Portuguese to English translation provided by the Indian Law Resource Center
On Tuesday, October 6, 2020, the Articulação dos Povos Indígenas do Brasil (APIB), in conjunction with the Coordenação das Organizações Indígenas da Amazônia (COIAB) and the Indian Law Resource Center, denounced the main violations committed against the rights and lives of indigenous peoples that have occurred in the past seven months of the Covid-19 pandemic during a thematic hearing convened by the Inter-American Commission on Human Rights (IACHR). The hearing, which dealt with the impacts of the coronavirus on indigenous peoples in Brazil, took place within the framework of the IACHR’s 177th Period of Sessions. APIB and COIAB addressed the Bolsonaro administration’s role in aggravating human rights violations during a public health crisis.
As of September 2020, more than 50% of Brazil’s indigenous peoples were directly affected by the new coronavirus. It is an alarming situation that worsens each day, because, in addition to the threat of the virus, indigenous peoples confront racism, illegal deforestation, agribusiness, land grabbing and many other crimes that continue to advance into their territories.
For APIB, the federal government has been the main vector for spreading the new coronavirus among indigenous peoples, whether due to the lack of attention or by direct actions that encourage increases in crimes in indigenous territories. For example, actions of the current President and high-ranking representatives of the federal government during this global humanitarian and health crisis include speeches laden with racism and hatred, as well as decrees, provisional measures, and bills that seek to legalize crimes and diminish the constitutional rights of indigenous peoples.

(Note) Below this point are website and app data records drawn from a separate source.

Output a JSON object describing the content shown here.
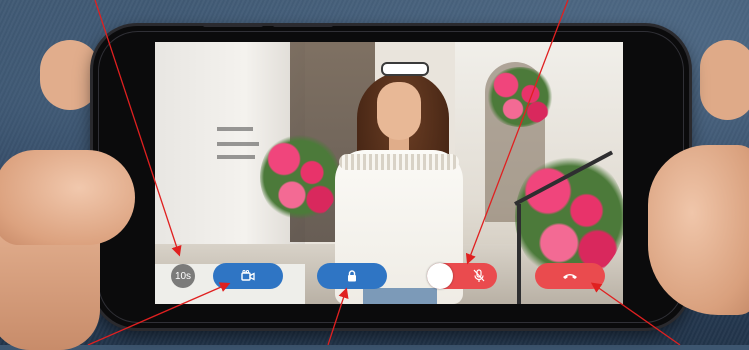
{
  "controls": {
    "timer_label": "10s",
    "record_icon": "video-camera-icon",
    "unlock_icon": "unlock-icon",
    "mic_icon": "mic-muted-icon",
    "hangup_icon": "phone-hangup-icon",
    "mic_toggle_state": "off"
  },
  "colors": {
    "primary_blue": "#2f75c4",
    "danger_red": "#ea4b4e",
    "timer_gray": "#6e6e6e",
    "callout_red": "#e02020"
  }
}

Data from the National Committee for Indigenous Life and Memory, a database created by APIB to monitor coronavirus cases, indicates that 828 indigenous people died from Covid-19 and another 33,412 were infected, affecting 158 peoples in total. In fact, Covid-19 deaths among Brazil’s indigenous peoples is greater than the total number of deaths of the general population in six countries in South America.

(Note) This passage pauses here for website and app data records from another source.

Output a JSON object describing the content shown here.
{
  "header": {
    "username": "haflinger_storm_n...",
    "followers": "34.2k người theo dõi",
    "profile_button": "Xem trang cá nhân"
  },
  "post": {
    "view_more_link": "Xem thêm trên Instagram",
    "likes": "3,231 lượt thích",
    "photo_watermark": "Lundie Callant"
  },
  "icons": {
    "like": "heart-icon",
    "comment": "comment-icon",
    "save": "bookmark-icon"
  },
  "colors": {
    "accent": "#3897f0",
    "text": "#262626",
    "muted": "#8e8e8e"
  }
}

As of May 2020, the current government certified 114 farms in Brazil’s land management system, Sigef, which cut through stretches of non-demarcated indigenous lands. Together, these farms occupy more than 250,000 hectares of indigenous lands. This crime of land invasion is openly encouraged by the federal government in the midst of the pandemic.
With the largest number of infected indigenous peoples, the Brazilian Amazon is the most impacted region. The states most affected were Amazonas, Mato Grosso, Pará, and Roraima.

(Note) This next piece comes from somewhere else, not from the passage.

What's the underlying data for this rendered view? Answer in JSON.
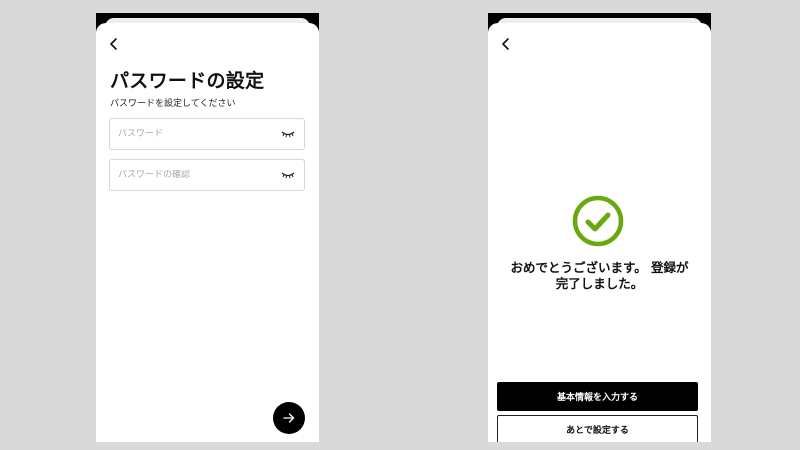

The first confirmed case of Covid-19 among indigenous peoples demonstrates that the Bolsonaro government is primarily responsible for the entry of the virus in many territories. For example, the lack of protocols from the Special Secretariat for Indigenous Health (SESAI) caused a health agent assigned to the Kokama people to become infected on March 25, in the municipality of Santo Antônio do Içá, in the state of Amazonas. The infection was traced to a doctor from São Paulo, who was infected with the virus, that traveled to the municipality at the request of SESAI. The Alto Rio Solimões region, where this first case occurred, has the majority of confirmed cases and deaths among indigenous peoples. The Kokama people, who have many communities in this region, have the second highest number of deaths registered in Brazil with 58 deceased relatives.
Apib’s participation in the IACHR’s 177th Period of Sessions is part of an effort aiming to denounce the Brazilian government and demand the fulfilment of its constitutional responsibility to protect indigenous peoples.
For more information, please contact:
Brazil: APIB’s communication team firstname.lastname@example.org
United States: Leonardo Crippa email@example.com